It affirms that artworks have the ability to intervene by adopting a position when confronted with the disorders of the world. Fire then refers to the intensity of artistic creation - as in the pieces that are set in the heritage of popular uprisings in the Arab world (Shirin Neshat, Amal Kenawy, Bady Dalloul) and display a deep desire for social justice (Mustapha Akrim, Danh Vo, Faraj Daham, Kader Attia). From a post-colonial viewpoint, the multiplication of historical narratives (Amina Menia, Bouthayna Al Muftah, Wael Shawky, Dominique Hurth) thus becomes a way to affirm alternative versions and thus to trace out the premises for a pluralistic society, with less hierarchical and more horizontal structures.
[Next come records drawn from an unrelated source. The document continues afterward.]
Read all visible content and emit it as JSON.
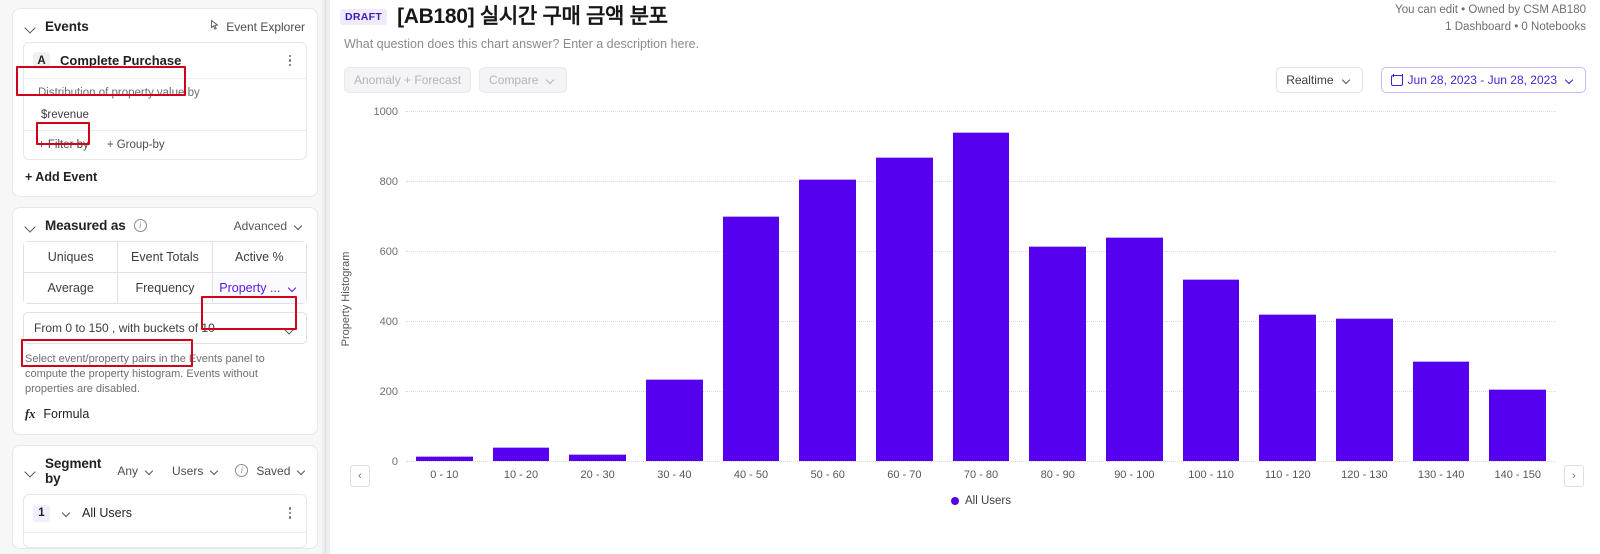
{
  "events_panel": {
    "title": "Events",
    "explorer_label": "Event Explorer",
    "event": {
      "badge": "A",
      "name": "Complete Purchase",
      "prop_label": "Distribution of property value by",
      "prop_value": "$revenue",
      "filter_by": "+ Filter by",
      "group_by": "+ Group-by"
    },
    "add_event": "+ Add Event"
  },
  "measured_panel": {
    "title": "Measured as",
    "advanced_label": "Advanced",
    "options_row1": [
      "Uniques",
      "Event Totals",
      "Active %"
    ],
    "options_row2": [
      "Average",
      "Frequency",
      "Property ..."
    ],
    "selected_option": "Property ...",
    "bucket_select": "From 0 to 150 , with buckets of 10",
    "helper_text": "Select event/property pairs in the Events panel to compute the property histogram. Events without properties are disabled.",
    "formula_label": "Formula",
    "formula_icon": "fx"
  },
  "segment_panel": {
    "title": "Segment by",
    "any_label": "Any",
    "users_label": "Users",
    "saved_label": "Saved",
    "items": [
      {
        "num": "1",
        "label": "All Users"
      }
    ]
  },
  "header": {
    "draft_badge": "DRAFT",
    "title": "[AB180] 실시간 구매 금액 분포",
    "subtitle": "What question does this chart answer? Enter a description here.",
    "meta_line1": "You can edit • Owned by CSM AB180",
    "meta_line2": "1 Dashboard • 0 Notebooks"
  },
  "toolbar": {
    "anomaly_label": "Anomaly + Forecast",
    "compare_label": "Compare",
    "realtime_label": "Realtime",
    "date_range": "Jun 28, 2023 - Jun 28, 2023",
    "prev_arrow": "‹",
    "next_arrow": "›"
  },
  "colors": {
    "bar": "#5500EE",
    "accent": "#4A1FD1",
    "highlight": "#D0021B",
    "draft_bg": "#EFEAFE"
  },
  "chart_data": {
    "type": "bar",
    "title": "[AB180] 실시간 구매 금액 분포",
    "xlabel": "",
    "ylabel": "Property Histogram",
    "ylim": [
      0,
      1000
    ],
    "yticks": [
      0,
      200,
      400,
      600,
      800,
      1000
    ],
    "grid": true,
    "legend_position": "bottom",
    "legend": [
      "All Users"
    ],
    "categories": [
      "0 - 10",
      "10 - 20",
      "20 - 30",
      "30 - 40",
      "40 - 50",
      "50 - 60",
      "60 - 70",
      "70 - 80",
      "80 - 90",
      "90 - 100",
      "100 - 110",
      "110 - 120",
      "120 - 130",
      "130 - 140",
      "140 - 150"
    ],
    "series": [
      {
        "name": "All Users",
        "values": [
          15,
          40,
          20,
          235,
          700,
          805,
          870,
          940,
          615,
          640,
          520,
          420,
          410,
          285,
          205
        ]
      }
    ]
  }
}
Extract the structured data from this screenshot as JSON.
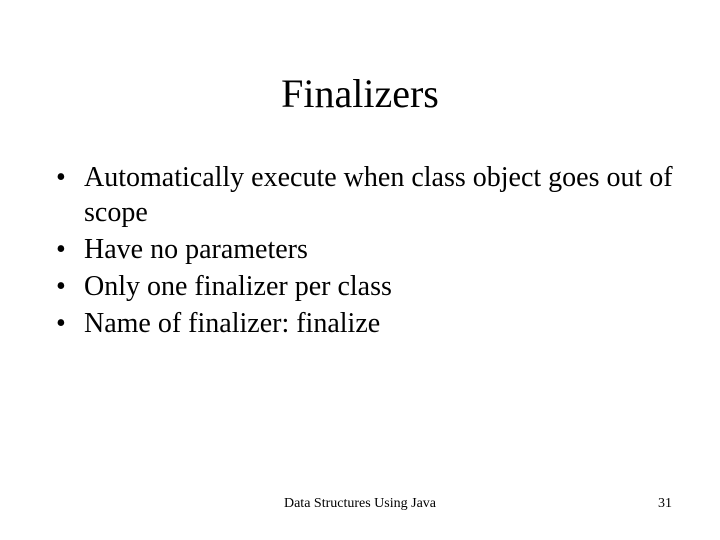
{
  "title": "Finalizers",
  "bullets": [
    "Automatically execute when class object goes out of scope",
    "Have no parameters",
    "Only one finalizer per class",
    "Name of finalizer: finalize"
  ],
  "footer": {
    "center": "Data Structures Using Java",
    "page": "31"
  }
}
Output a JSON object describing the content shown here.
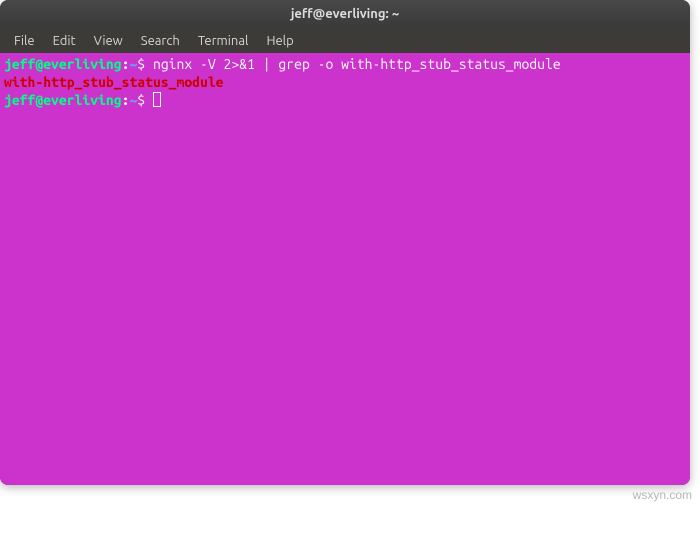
{
  "window": {
    "title": "jeff@everliving: ~"
  },
  "menubar": {
    "items": [
      "File",
      "Edit",
      "View",
      "Search",
      "Terminal",
      "Help"
    ]
  },
  "terminal": {
    "lines": [
      {
        "prompt_user": "jeff@everliving",
        "prompt_sep": ":",
        "prompt_path": "~",
        "prompt_dollar": "$ ",
        "command": "nginx -V 2>&1 | grep -o with-http_stub_status_module"
      },
      {
        "output": "with-http_stub_status_module"
      },
      {
        "prompt_user": "jeff@everliving",
        "prompt_sep": ":",
        "prompt_path": "~",
        "prompt_dollar": "$ ",
        "command": ""
      }
    ]
  },
  "watermark": "wsxyn.com"
}
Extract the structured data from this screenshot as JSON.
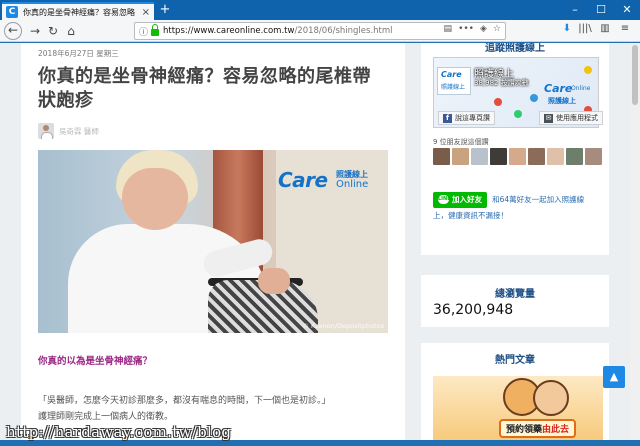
{
  "browser": {
    "tab_title": "你真的是坐骨神經痛？容易忽略",
    "tab_close": "×",
    "new_tab": "+",
    "favicon_letter": "C",
    "url_host": "https://www.careonline.com.tw",
    "url_path": "/2018/06/shingles.html",
    "win_min": "–",
    "win_max": "☐",
    "win_close": "✕"
  },
  "article": {
    "meta": "2018年6月27日 星期三",
    "title": "你真的是坐骨神經痛？容易忽略的尾椎帶狀皰疹",
    "author": "吳奇霖 醫師",
    "hero_brand_care": "Care",
    "hero_brand_zh": "照護線上",
    "hero_brand_online": "Online",
    "hero_credit": "© Kzenon/Depositphotos",
    "subheading": "你真的以為是坐骨神經痛？",
    "para1": "「吳醫師，怎麼今天初診那麼多，都沒有喘息的時間，下一個也是初診。」",
    "para2": "護理師剛完成上一個病人的衛教。"
  },
  "sidebar": {
    "follow_title": "追蹤照護線上",
    "fb_page_name": "照護線上",
    "fb_page_count": "38,982 按讚次數",
    "fb_logo_care": "Care",
    "fb_logo_zh": "照護線上",
    "fb_big_care": "Care",
    "fb_big_online": "Online",
    "fb_big_zh": "照護線上",
    "fb_like_btn": "說這專頁讚",
    "fb_app_btn": "使用應用程式",
    "friends_text": "9 位朋友說這個讚",
    "line_btn": "加入好友",
    "line_text1": "和64萬好友一起加入照護線",
    "line_text2": "上，健康資訊不漏接！",
    "views_title": "總瀏覽量",
    "views_count": "36,200,948",
    "hot_title": "熱門文章",
    "banner_text": "預約領藥",
    "banner_highlight": "由此去"
  },
  "watermark": "http://hardaway.com.tw/blog",
  "colors": {
    "brand_blue": "#1672c9",
    "subheading_purple": "#9a2b86",
    "line_green": "#00b900",
    "tab_bar": "#0f63ad"
  }
}
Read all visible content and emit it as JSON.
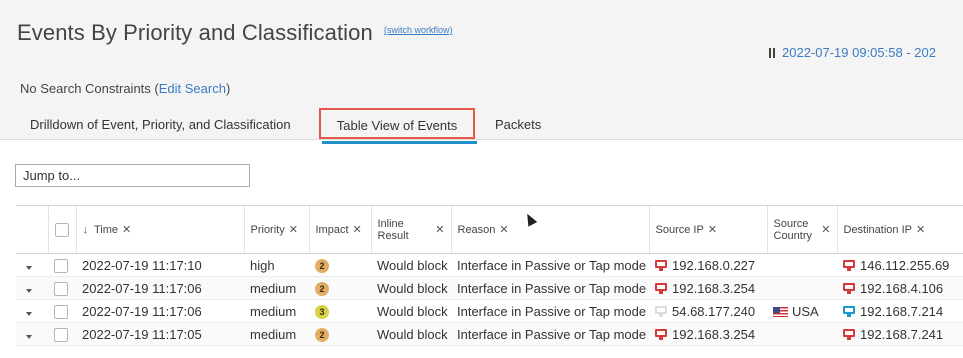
{
  "header": {
    "title": "Events By Priority and Classification",
    "switch_workflow": "(switch workflow)",
    "time_range": "2022-07-19 09:05:58 - 202",
    "constraints_prefix": "No Search Constraints (",
    "edit_search": "Edit Search",
    "constraints_suffix": ")"
  },
  "tabs": [
    {
      "label": "Drilldown of Event, Priority, and Classification"
    },
    {
      "label": "Table View of Events",
      "active": true
    },
    {
      "label": "Packets"
    }
  ],
  "jump_to": {
    "label": "Jump to..."
  },
  "table": {
    "columns": {
      "time": "Time",
      "priority": "Priority",
      "impact": "Impact",
      "inline_line1": "Inline",
      "inline_line2": "Result",
      "reason": "Reason",
      "source_ip": "Source IP",
      "source_country_line1": "Source",
      "source_country_line2": "Country",
      "destination_ip": "Destination IP"
    },
    "rows": [
      {
        "time": "2022-07-19 11:17:10",
        "priority": "high",
        "impact": "2",
        "inline_result": "Would block",
        "reason": "Interface in Passive or Tap mode",
        "source_ip": "192.168.0.227",
        "source_country": "",
        "destination_ip": "146.112.255.69"
      },
      {
        "time": "2022-07-19 11:17:06",
        "priority": "medium",
        "impact": "2",
        "inline_result": "Would block",
        "reason": "Interface in Passive or Tap mode",
        "source_ip": "192.168.3.254",
        "source_country": "",
        "destination_ip": "192.168.4.106"
      },
      {
        "time": "2022-07-19 11:17:06",
        "priority": "medium",
        "impact": "3",
        "inline_result": "Would block",
        "reason": "Interface in Passive or Tap mode",
        "source_ip": "54.68.177.240",
        "source_country": "USA",
        "destination_ip": "192.168.7.214"
      },
      {
        "time": "2022-07-19 11:17:05",
        "priority": "medium",
        "impact": "2",
        "inline_result": "Would block",
        "reason": "Interface in Passive or Tap mode",
        "source_ip": "192.168.3.254",
        "source_country": "",
        "destination_ip": "192.168.7.241"
      }
    ]
  },
  "colors": {
    "link": "#3a7cc4",
    "active_tab_border": "#e35a4a",
    "active_tab_underline": "#1f8fc7",
    "host_red": "#d53a3a",
    "host_blue": "#2196c9",
    "impact_2": "#e0ad63",
    "impact_3": "#d9d04a"
  },
  "icons": {
    "pause": "pause-icon",
    "sort": "sort-descending-icon",
    "remove": "close-icon",
    "expand": "chevron-down-icon",
    "host": "monitor-icon",
    "flag": "usa-flag-icon"
  }
}
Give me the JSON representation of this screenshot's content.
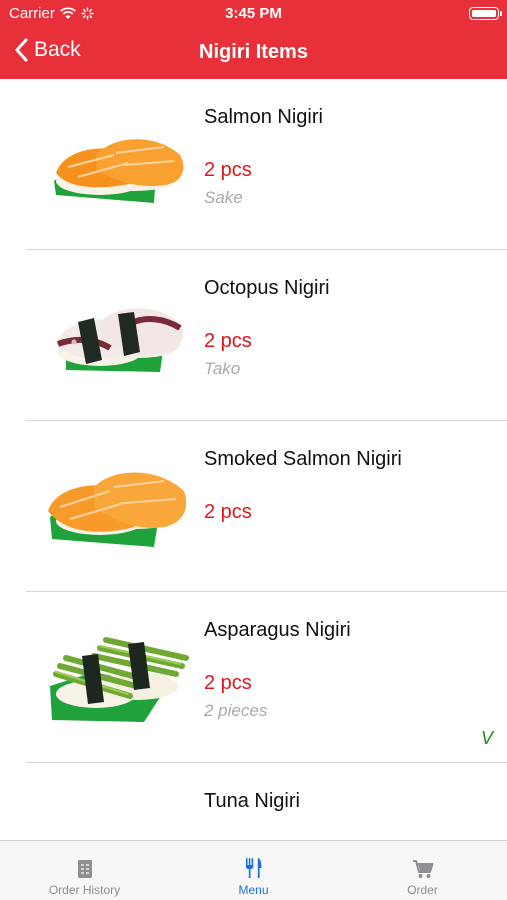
{
  "status_bar": {
    "carrier": "Carrier",
    "time": "3:45 PM"
  },
  "nav": {
    "back_label": "Back",
    "title": "Nigiri Items"
  },
  "colors": {
    "header": "#e8303a",
    "price": "#e0161c",
    "subtitle": "#a9a9a9",
    "veg": "#1e8a1e",
    "tab_active": "#1f6fe0"
  },
  "items": [
    {
      "name": "Salmon Nigiri",
      "qty": "2 pcs",
      "sub": "Sake",
      "badge": ""
    },
    {
      "name": "Octopus Nigiri",
      "qty": "2 pcs",
      "sub": "Tako",
      "badge": ""
    },
    {
      "name": "Smoked Salmon Nigiri",
      "qty": "2 pcs",
      "sub": "",
      "badge": ""
    },
    {
      "name": "Asparagus Nigiri",
      "qty": "2 pcs",
      "sub": "2 pieces",
      "badge": "V"
    },
    {
      "name": "Tuna Nigiri",
      "qty": "",
      "sub": "",
      "badge": ""
    }
  ],
  "tabbar": [
    {
      "label": "Order History",
      "icon": "receipt-icon",
      "active": false
    },
    {
      "label": "Menu",
      "icon": "utensils-icon",
      "active": true
    },
    {
      "label": "Order",
      "icon": "cart-icon",
      "active": false
    }
  ]
}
Our World is Burning is an exhibition curated by Abdellah Karroum, director of Mathaf: Arab Museum of Modern Art in Doha, Qatar. Karroum previously founded L’Appartement 22 in Rabat in 2002 and curated the 2012 La Triennale alongside its artistic director, the late Okwui Enwezor. Home to a permanent collection that offers a uniquely comprehensive overview of modern Arab art, Mathaf (“museum” in Arabic) performs an important role as a centre for dialogue and scholarship, and a resource for fostering creativity. Established in 2010 by Qatar Museums in partnership with Qatar Foundation, the museum is located in a renovated former school building in Doha’s Education City. The core of the museum’s collection was assembled by founder H.E. Sheikh Hassan bin Mohammed bin Ali Al Thani. Sheikh Hassan began the collection in the 1980s, starting with the acquisition of works by Qatari artists and broadening the focus to include works by 20th century artists throughout the Middle East, North Africa and the Arab Diaspora, as well as objects that inspired Arab modern artists, such as pre-Islamic works from ancient Mesopotamia and Egypt.

Artists:
John Akomfrah, Mustapha Akrim, Francis Alÿs, Kader Attia, Mounira Al Solh, Bouthayna Al Muftah, Monira Al Qadiri, Sophia Al Maria, Sammy Baloji, Yto Barrada, Aslı Çavuşoğlu, Faraj Daham, Bady Dalloul, Inji Efflatoun, Khalil El Ghrib, Mounir Fatmi, Fabrice Hyber, Dominique Hurth, Amal Kenawy, Amina Menia, Shirin Neshat, Otobong Nkanga, Sara Ouhaddou, Michael Rakowitz, Younes Rahmoun, Wael Shawky, Oriol Vilanova, Danh Vo, Raqs Media Collective

Cultural programming with:
Bolatito Aderemi-Ibitola, Francis Alÿs, Tania Bruguera, Bady Dalloul, Irreversible Entanglements, Jane Jin Kaisen, Katia Kameli, Basim Magdy, Amina Menia, Sara Ouhaddou, Raqs Media Collective et Ben Russell. Curator: Vittoria Matarrese

Curator: Abdellah Karoum
Co-curator: Fabien Danesi
 

Tags: Bolatito Aderemi-Ibitola, John Akomfrah, Mustapha Akrim, Francis Alÿs, Kader Attia, Sammy Baloji, Yto Barrada, Tania Bruguera, Asli Cavusoglu, Raqs Media Collective, Faraj Daham, Bady Dalloul, Fabien Danesi, Inji Efflatoun, Mounir Fatmi, Khalil El Ghrib, Dominique Hurth, Fabrice Hyber, Jane Jin Kaisen, Katia Kameli, Abdellah Karoum, Amal Kenawy, Basim Magdy, Sophia Al Maria, Vittoria Matarrese, Amina Menia, Bouthayna Al Muftah, Shirin Neshat, Otobong Nkanga, Sara Ouhaddou, Monira Al Qadiri, Younès Rahmoun, Michael Rakowitz, Ben Russell, Wael Shawky, Mounira Al Solh, Oriol Vilanova, Danh Vo